WHAT YOU WILL DO: The response must consist of each line in the listing that has the word "JSON" in it.

STORED DATA:
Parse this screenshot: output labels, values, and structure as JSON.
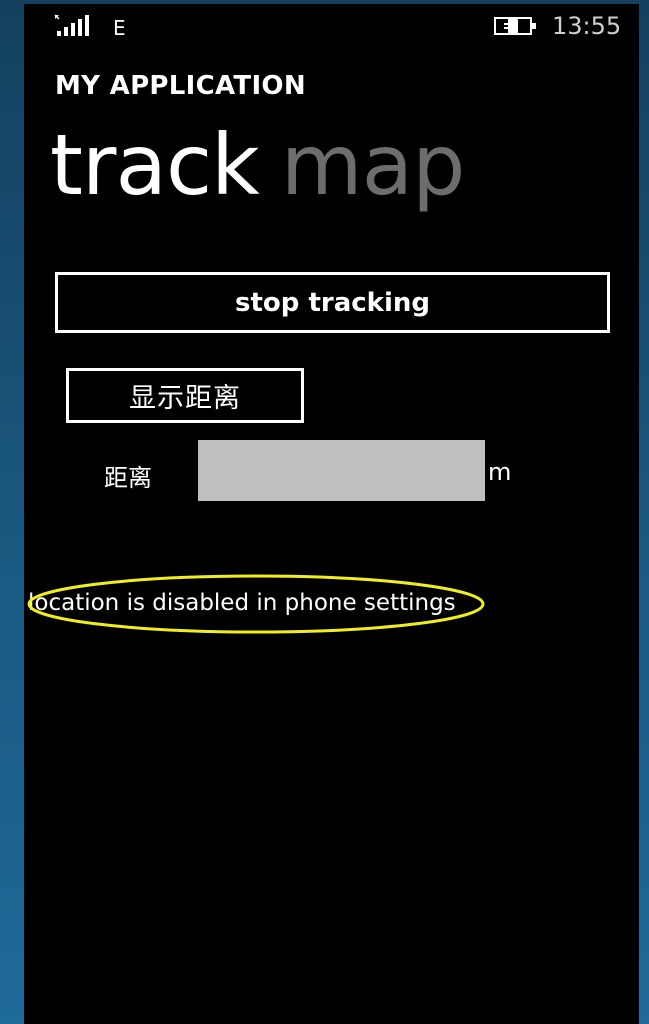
{
  "status_bar": {
    "signal_icon": "signal-strength-icon",
    "network_type": "E",
    "battery_icon": "battery-charging-icon",
    "time": "13:55"
  },
  "app": {
    "title": "MY APPLICATION"
  },
  "pivot": {
    "items": [
      {
        "label": "track",
        "active": true
      },
      {
        "label": "map",
        "active": false
      }
    ]
  },
  "main": {
    "stop_button_label": "stop tracking",
    "show_distance_button_label": "显示距离",
    "distance_label": "距离",
    "distance_value": "",
    "distance_unit": "m",
    "status_message": "location is disabled in phone settings"
  },
  "colors": {
    "background": "#000000",
    "text": "#ffffff",
    "inactive_pivot": "#6d6d6d",
    "input_background": "#bfbfbf",
    "annotation": "#ffff00"
  }
}
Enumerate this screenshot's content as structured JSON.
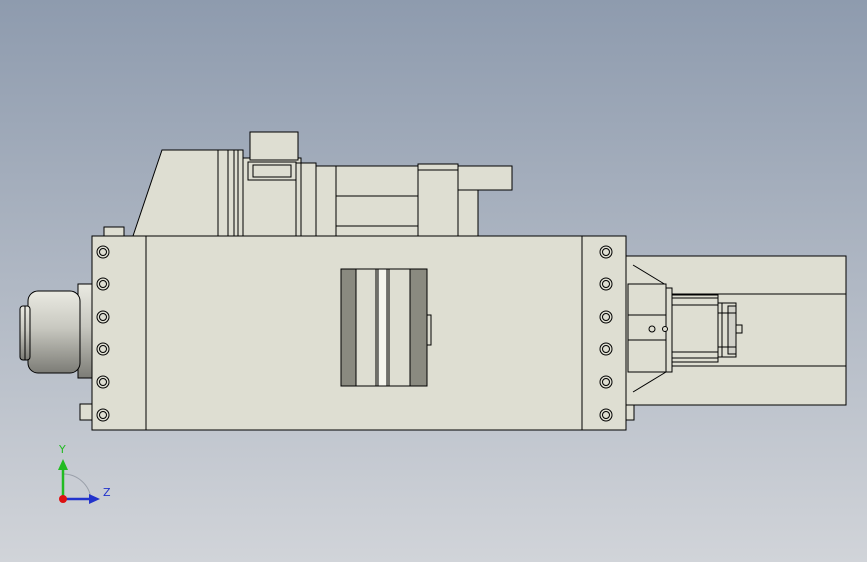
{
  "viewport": {
    "background_top": "#8e9bae",
    "background_bottom": "#d1d4d9"
  },
  "model": {
    "fill_color": "#deded2",
    "edge_color": "#000000",
    "dark_fill_color": "#8a8a80",
    "motor_fill_color": "#d0d0c8"
  },
  "triad": {
    "y_label": "Y",
    "z_label": "Z",
    "y_color": "#22bb22",
    "z_color": "#2233cc",
    "x_color": "#dd1111"
  }
}
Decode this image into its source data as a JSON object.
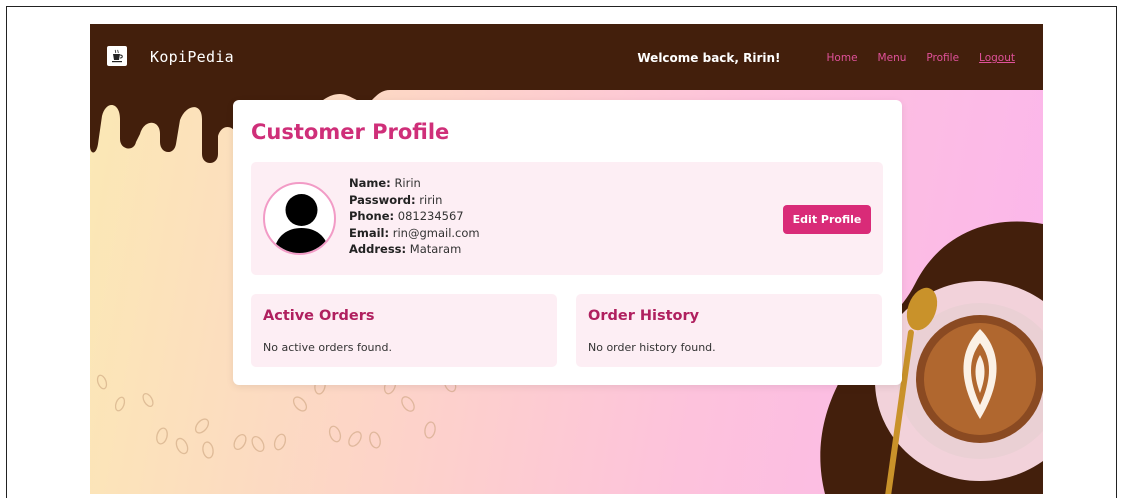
{
  "navbar": {
    "brand": "KopiPedia",
    "logo_icon": "coffee-cup-icon",
    "welcome": "Welcome back, Ririn!",
    "links": [
      "Home",
      "Menu",
      "Profile",
      "Logout"
    ]
  },
  "profile": {
    "title": "Customer Profile",
    "avatar_icon": "user-avatar-icon",
    "fields": [
      {
        "label": "Name:",
        "value": "Ririn"
      },
      {
        "label": "Password:",
        "value": "ririn"
      },
      {
        "label": "Phone:",
        "value": "081234567"
      },
      {
        "label": "Email:",
        "value": "rin@gmail.com"
      },
      {
        "label": "Address:",
        "value": "Mataram"
      }
    ],
    "edit_button": "Edit Profile"
  },
  "active_orders": {
    "title": "Active Orders",
    "message": "No active orders found."
  },
  "order_history": {
    "title": "Order History",
    "message": "No order history found."
  },
  "colors": {
    "navbar": "#431f0c",
    "accent": "#d92b78",
    "link": "#e0519a",
    "panel_bg": "#fdeef4"
  }
}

FINAL ANSWER:
Parse this screenshot: output labels, values, and structure as JSON.
Enumerate this screenshot's content as structured JSON.
Decode this image into its source data as a JSON object.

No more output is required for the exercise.